Especially with points 2 and 3 in mind, I am much more thrilled by hearing the biography and viewpoints and how God has glorified Himself in the life of, say, Brother Jonny, than I am in hearing the opinions of someone with whom I’m not acquainted. I think this dynamic has a basis in Scripture — that is, having fellowship with those we actually know versus those in the great cloud of witnesses whom we are yet to be joined to — because God called us to live for Him in the same time period on this earth. There are very limited number of broken saints with whom we share this earth at the same time, facing the same types of culture and challenges and historical events.

So I believe in spiritual reading, and I understand that many Christians like my brother find a lot of help and comfort in reading devotionals and commentaries. But the Church is not in the state she’s in because she doesn’t read enough, or because she isn’t intellectual enough. She could read all the books that have ever been written about Jesus and the Scriptures and still remain in a wasteland, a desert place. She is in trouble because relationships are severed and nonexistent — lack of love has made her a clanging cymbal — and because her new believers are not instructed to hear God for themselves and pursue a relationship with Him.

Until I come, give attention to the public reading of Scripture, to exhortation and teaching. – 1 Timothy 4:13

For though by this time you ought to be teachers, you have need again for someone to teach you the elementary principles of the oracles of God, and you have come to need milk and not solid food. Hebrews 5:12

Love never fails; but if there are gifts of prophecy, they will be done away; if there are tongues, they will cease; if there is knowledge, it will be done away. 1 Corinthians 13:8

And Jesus said to him, “Blessed are you, Simon Barjona, because flesh and blood did not reveal this to you, but My Father who is in heaven.” Matthew 16:17

For I would have you know, brethren, that the gospel which was preached by me is not according to man.
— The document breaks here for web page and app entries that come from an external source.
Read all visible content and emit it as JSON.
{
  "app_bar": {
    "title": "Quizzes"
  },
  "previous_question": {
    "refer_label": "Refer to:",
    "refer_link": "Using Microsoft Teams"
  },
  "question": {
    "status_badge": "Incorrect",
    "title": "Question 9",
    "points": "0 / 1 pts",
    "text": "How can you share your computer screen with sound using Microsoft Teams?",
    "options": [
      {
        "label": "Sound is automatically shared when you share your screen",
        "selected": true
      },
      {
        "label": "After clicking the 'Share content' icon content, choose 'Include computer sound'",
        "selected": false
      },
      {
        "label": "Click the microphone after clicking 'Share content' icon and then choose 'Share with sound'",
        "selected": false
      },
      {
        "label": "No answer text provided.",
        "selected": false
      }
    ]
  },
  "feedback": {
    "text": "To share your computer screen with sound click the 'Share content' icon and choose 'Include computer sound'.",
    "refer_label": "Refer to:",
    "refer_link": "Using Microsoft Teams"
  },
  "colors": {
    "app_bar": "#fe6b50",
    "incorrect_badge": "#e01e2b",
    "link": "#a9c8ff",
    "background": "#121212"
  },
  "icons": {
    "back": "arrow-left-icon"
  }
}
For I neither received it from man, nor was I taught it, but I received it through a revelation of Jesus Christ. Galatians 1:12

Now in the fifteenth year of the reign of Tiberius Caesar, Pontius Pilate being governor of Judaea, and Herod being tetrarch of Galilee, and his brother Philip tetrarch of Ituraea and of the region of Trachonitis, and Lysanias the tetrarch of Abilene,  Annas and Caiaphas being the high priests, the word of God came unto John the son of Zacharias in the wilderness. Luke 3:1-2
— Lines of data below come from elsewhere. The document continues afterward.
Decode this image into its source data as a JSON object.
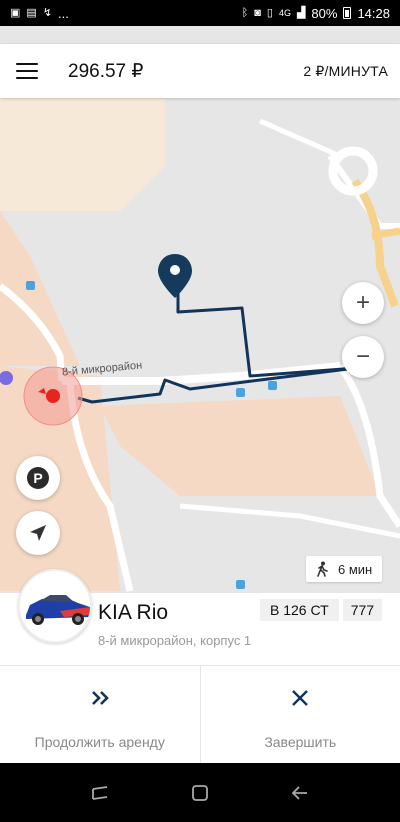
{
  "status_bar": {
    "time": "14:28",
    "battery": "80%",
    "network": "4G",
    "more": "..."
  },
  "header": {
    "menu_icon": "hamburger-icon",
    "balance": "296.57 ₽",
    "rate": "2 ₽/МИНУТА"
  },
  "map": {
    "street_label": "8-й микрорайон",
    "zoom_in_label": "+",
    "zoom_out_label": "−",
    "parking_label": "P",
    "walk_time": "6 мин",
    "colors": {
      "route": "#12345a",
      "pin": "#163a5c",
      "user_marker": "#e8241f"
    }
  },
  "car": {
    "name": "KIA Rio",
    "address": "8-й микрорайон, корпус 1",
    "plate_number": "В 126 СТ",
    "plate_region": "777"
  },
  "actions": {
    "continue": {
      "label": "Продолжить аренду",
      "icon": "double-chevron-right-icon"
    },
    "finish": {
      "label": "Завершить",
      "icon": "close-icon"
    }
  }
}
Advertisements

Author: Steve Hobbs

I live and write near the beaches of Brunswick County, NC. I entered this fallen reality in 1975. My wife Sikki and I were married in 1997. We have five children. I am a follower of Jesus and a seeker of truth.

1 thought on “The Word of God came to John in the wilderness. (Commentaries)”

Leave a Reply

Fill in your details below or click an icon to log in:

WordPress.com Logo

You are commenting using your WordPress.com account. Log Out / Change )

Twitter picture

You are commenting using your Twitter account. Log Out / Change )

Facebook photo

You are commenting using your Facebook account. Log Out / Change )

Google+ photo

You are commenting using your Google+ account. Log Out / Change )

Connecting to %s